The New Yorker recently published an article, and somewhat homage, to the Bayonne Bridge. This structure, which connects Staten Island, NY to Bayonne, NJ over the Kill van Kull strait, has undergone extensive construction to lift the bridge while leaving the supports intact – the previous platform has been removed, a new and much higher platform has been established, and the scenic erector set-like structure remains untouched.

Ian Frazier’s article in The New Yorker notes some reasons why these changes were necessary. He states that “New York was once the busiest port in the world, but for decades the Port Authority turned its attention away from the waterfront, to new highways and real estate like the World Trade Center. By the early two-thousands, the port had fallen to fifteenth busiest in the world and third in the country (after the West Coast ports of Long Beach and Los Angeles).” To be frank, as demand grows, vessels grow with it, and much of the world’s infrastructure is not yet equipped to handle these gargantuan mega-ships – including New York and New Jersey’s Bayonne Bridge.

Before construction to raise the bridge began, larger vessels were forced to execute elaborate maneuvers to ease their way beneath the low-hanging platform. Ships would need to take on ballast – water brought into a tank in order to control stability – to add weight to the aft where the superstructure or “house” (the tallest portion of the vessel) is located to force it down and ensure it will clear the bottom of the bridge.

A source within a vessel planning division notes that, “the air-gap, or distance from the water to the bottom of the bridge, depends on the tide. At low tide it was approximately 47.5 meters (156’). The maximum air-draft (portion of the vessel above the water) that a vessel could have to pass safely under the bridge was 46.63 meters (153’). This would allow for one meter of clearance from the top of the ship to the bottom of the bridge. The ship would have to time its passage under the bridge at low tide during the maximum air-gap.”

An example of this tight clearance can be seen here, as MSC Agadir moves beneath the Bayonne Bridge before the platform was raised.

The project to raise the bridge cost $1.6 billion, and lifted the road 64 feet — from 151 feet to 215 feet — within the confines of the bridge’s current arch.

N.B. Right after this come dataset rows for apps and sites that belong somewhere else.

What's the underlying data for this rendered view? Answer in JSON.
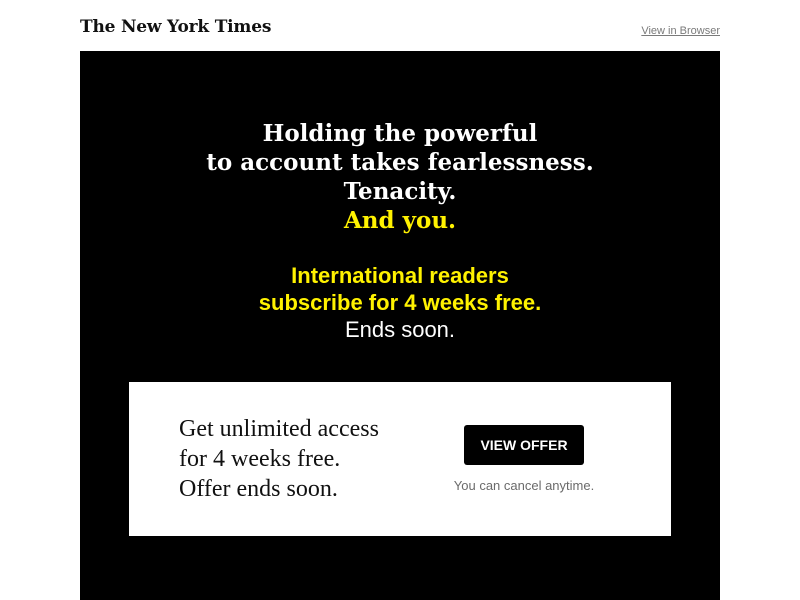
{
  "header": {
    "logo_text": "The New York Times",
    "view_in_browser": "View in Browser"
  },
  "hero": {
    "headline": [
      "Holding the powerful",
      "to account takes fearlessness.",
      "Tenacity."
    ],
    "headline_accent": "And you.",
    "promo_line_1": "International readers",
    "promo_line_2": "subscribe for 4 weeks free.",
    "promo_line_3": "Ends soon."
  },
  "offer": {
    "text": [
      "Get unlimited access",
      "for 4 weeks free.",
      "Offer ends soon."
    ],
    "button_label": "VIEW OFFER",
    "cancel_note": "You can cancel anytime."
  },
  "colors": {
    "hero_background": "#000000",
    "accent_yellow": "#fff200",
    "card_background": "#ffffff",
    "button_background": "#000000"
  }
}
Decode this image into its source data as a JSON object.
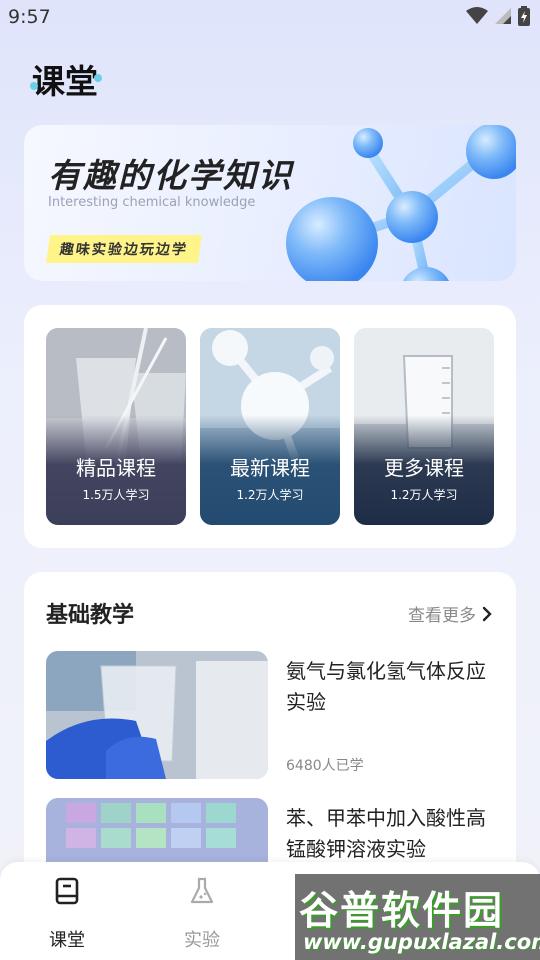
{
  "status_bar": {
    "time": "9:57",
    "icons": [
      "wifi-icon",
      "signal-icon",
      "battery-icon"
    ]
  },
  "page": {
    "title": "课堂"
  },
  "banner": {
    "title": "有趣的化学知识",
    "subtitle": "Interesting chemical knowledge",
    "tag": "趣味实验边玩边学"
  },
  "courses": [
    {
      "name": "精品课程",
      "learners": "1.5万人学习"
    },
    {
      "name": "最新课程",
      "learners": "1.2万人学习"
    },
    {
      "name": "更多课程",
      "learners": "1.2万人学习"
    }
  ],
  "basic": {
    "title": "基础教学",
    "see_more": "查看更多",
    "lessons": [
      {
        "title": "氨气与氯化氢气体反应实验",
        "learners": "6480人已学"
      },
      {
        "title": "苯、甲苯中加入酸性高锰酸钾溶液实验",
        "learners": ""
      }
    ]
  },
  "tabs": [
    {
      "label": "课堂",
      "icon": "book-icon",
      "active": true
    },
    {
      "label": "实验",
      "icon": "flask-icon",
      "active": false
    }
  ],
  "watermark": {
    "text": "谷普软件园",
    "url": "www.gupuxlazal.com"
  },
  "colors": {
    "accent": "#2f63f0",
    "tag_bg": "#fff48a",
    "active_tab": "#222222",
    "inactive_tab": "#999999"
  }
}
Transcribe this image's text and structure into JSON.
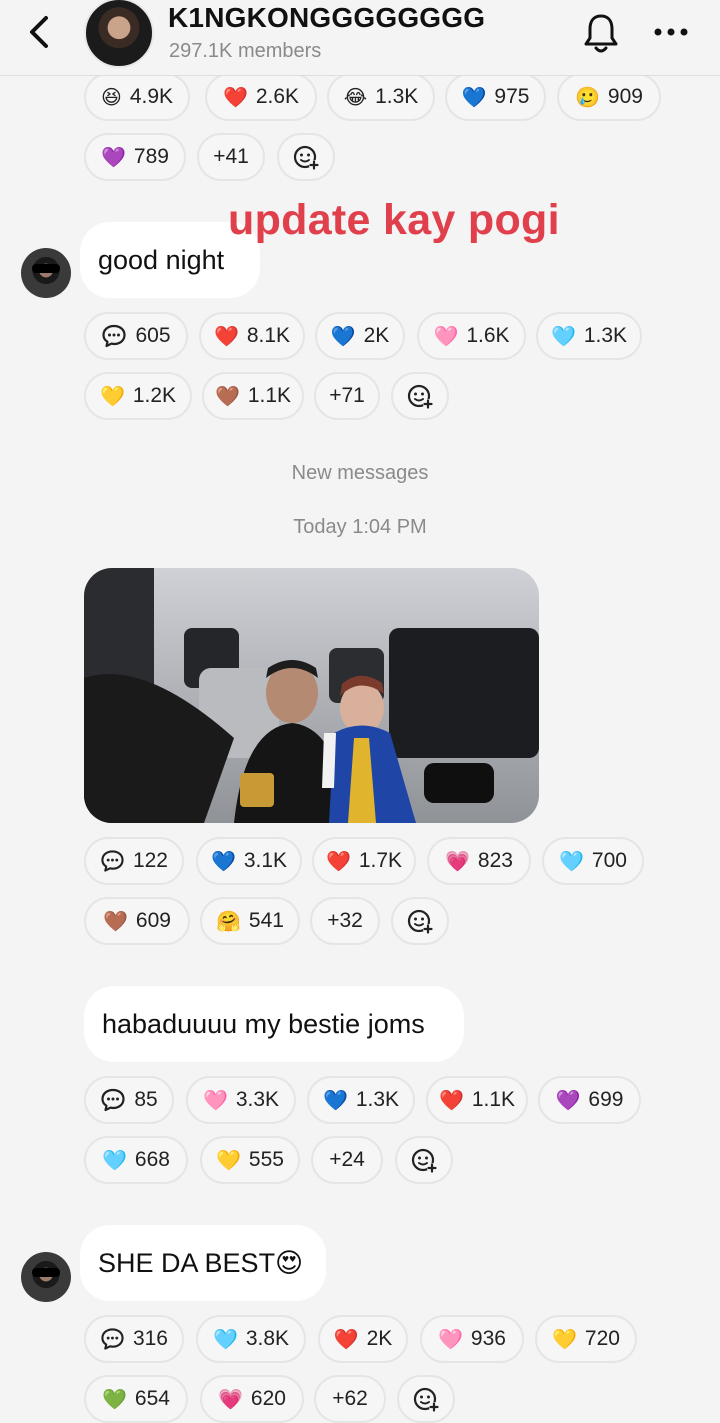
{
  "header": {
    "group_name": "K1NGKONGGGGGGGG",
    "members": "297.1K members"
  },
  "overlay_caption": "update kay pogi",
  "messages": [
    {
      "rows": [
        [
          {
            "emoji": "😆",
            "count": "4.9K"
          },
          {
            "emoji": "❤️",
            "count": "2.6K"
          },
          {
            "emoji": "😂",
            "count": "1.3K"
          },
          {
            "emoji": "💙",
            "count": "975"
          },
          {
            "emoji": "🥲",
            "count": "909"
          }
        ],
        [
          {
            "emoji": "💜",
            "count": "789"
          },
          {
            "emoji": "",
            "count": "+41"
          }
        ]
      ]
    },
    {
      "text": "good night",
      "rows": [
        [
          {
            "emoji": "💬",
            "count": "605"
          },
          {
            "emoji": "❤️",
            "count": "8.1K"
          },
          {
            "emoji": "💙",
            "count": "2K"
          },
          {
            "emoji": "🩷",
            "count": "1.6K"
          },
          {
            "emoji": "🩵",
            "count": "1.3K"
          }
        ],
        [
          {
            "emoji": "💛",
            "count": "1.2K"
          },
          {
            "emoji": "🤎",
            "count": "1.1K"
          },
          {
            "emoji": "",
            "count": "+71"
          }
        ]
      ]
    },
    {
      "rows": [
        [
          {
            "emoji": "💬",
            "count": "122"
          },
          {
            "emoji": "💙",
            "count": "3.1K"
          },
          {
            "emoji": "❤️",
            "count": "1.7K"
          },
          {
            "emoji": "💗",
            "count": "823"
          },
          {
            "emoji": "🩵",
            "count": "700"
          }
        ],
        [
          {
            "emoji": "🤎",
            "count": "609"
          },
          {
            "emoji": "🤗",
            "count": "541"
          },
          {
            "emoji": "",
            "count": "+32"
          }
        ]
      ]
    },
    {
      "text": "habaduuuu my bestie joms",
      "rows": [
        [
          {
            "emoji": "💬",
            "count": "85"
          },
          {
            "emoji": "🩷",
            "count": "3.3K"
          },
          {
            "emoji": "💙",
            "count": "1.3K"
          },
          {
            "emoji": "❤️",
            "count": "1.1K"
          },
          {
            "emoji": "💜",
            "count": "699"
          }
        ],
        [
          {
            "emoji": "🩵",
            "count": "668"
          },
          {
            "emoji": "💛",
            "count": "555"
          },
          {
            "emoji": "",
            "count": "+24"
          }
        ]
      ]
    },
    {
      "text": "SHE DA BEST😍",
      "rows": [
        [
          {
            "emoji": "💬",
            "count": "316"
          },
          {
            "emoji": "🩵",
            "count": "3.8K"
          },
          {
            "emoji": "❤️",
            "count": "2K"
          },
          {
            "emoji": "🩷",
            "count": "936"
          },
          {
            "emoji": "💛",
            "count": "720"
          }
        ],
        [
          {
            "emoji": "💚",
            "count": "654"
          },
          {
            "emoji": "💗",
            "count": "620"
          },
          {
            "emoji": "",
            "count": "+62"
          }
        ]
      ]
    }
  ],
  "system": {
    "new_messages": "New messages",
    "timestamp": "Today 1:04 PM"
  }
}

The problem posed by the pre-construction Bayonne Bridge was not only with the low-hanging platform. The shallow waters of the Kill van Kull strait were another concern. A vessel moving through this narrow passage would need to consider the draft, the depth of a ship’s keel below the waterline. Although low-tide is an ideal time in regards to the highest point of the vessel, it is perilous when we consider the lowest point of the vessel. If the keel hits the bottom of the strait it could risk running-aground and becoming stuck or severely damaging the vessel and endangering the crew, the environment, and the goods aboard.

Frazier mentions that “fully loaded, the biggest container ships draw about fifty feet of water.” Before dredging, the strait had a “thirty-five-to-forty-five-foot minimum average in key areas of the harbor… Kill van Kull now resembles a canyon. Its depth has been increased to a minimum of about fifty-one feet; at high tide, it’s about six feet deeper.” The dredging project lasted about twelve years, and cost nearly $2.1 billion.

With the completion of the dredging project, and construction on the bridge, carriers no longer face dangers moving even their largest vessels through the strait. In September 2017, CMA CGM had the honor of debuting the largest ship to ever enter New York Harbor, and the biggest to ever call any port on the East Coast: CMA CGM Theodore. Frazier captures the significance of the moment in his article when he mentions that “as the ship was approaching the bridge, Captain Naples stepped out of the wheelhouse and stood on the bridge wing beside it. ‘The wheelhouse on that ship is at the same height where the old roadway used to be,’ he told me.”

Click here to check out a time-lapse video of the Bayonne Bridge construction process.

Now that construction of the Bayonne Bridge is nearing completion, we can turn our attention to other infrastructure changes taking place around the world. Many ports along the U.S. East Coast are undergoing, or have made plans for, their own dredging projects including: Miami, Savannah, Norfolk, and Charleston ports. With the growth of the Panama Canal, once these East Coast projects have been completed, the U.S. West Coast may no longer be able to boast Long Beach and Los Angeles as the largest ports of U.S. imports and exports. These expansions can prevent the debilitating effects of strikes, such as those faced by the industry in 2014. More cargo will be able to be diverted to the restructured ports on the USEC. The expanded ports will face new challenges, too, like ever-prevalent trucker shortages, but these challenges will be overcome just like the others. If 2016 has taught us anything, it is that nothing seems to stop the growth of the logistics industry.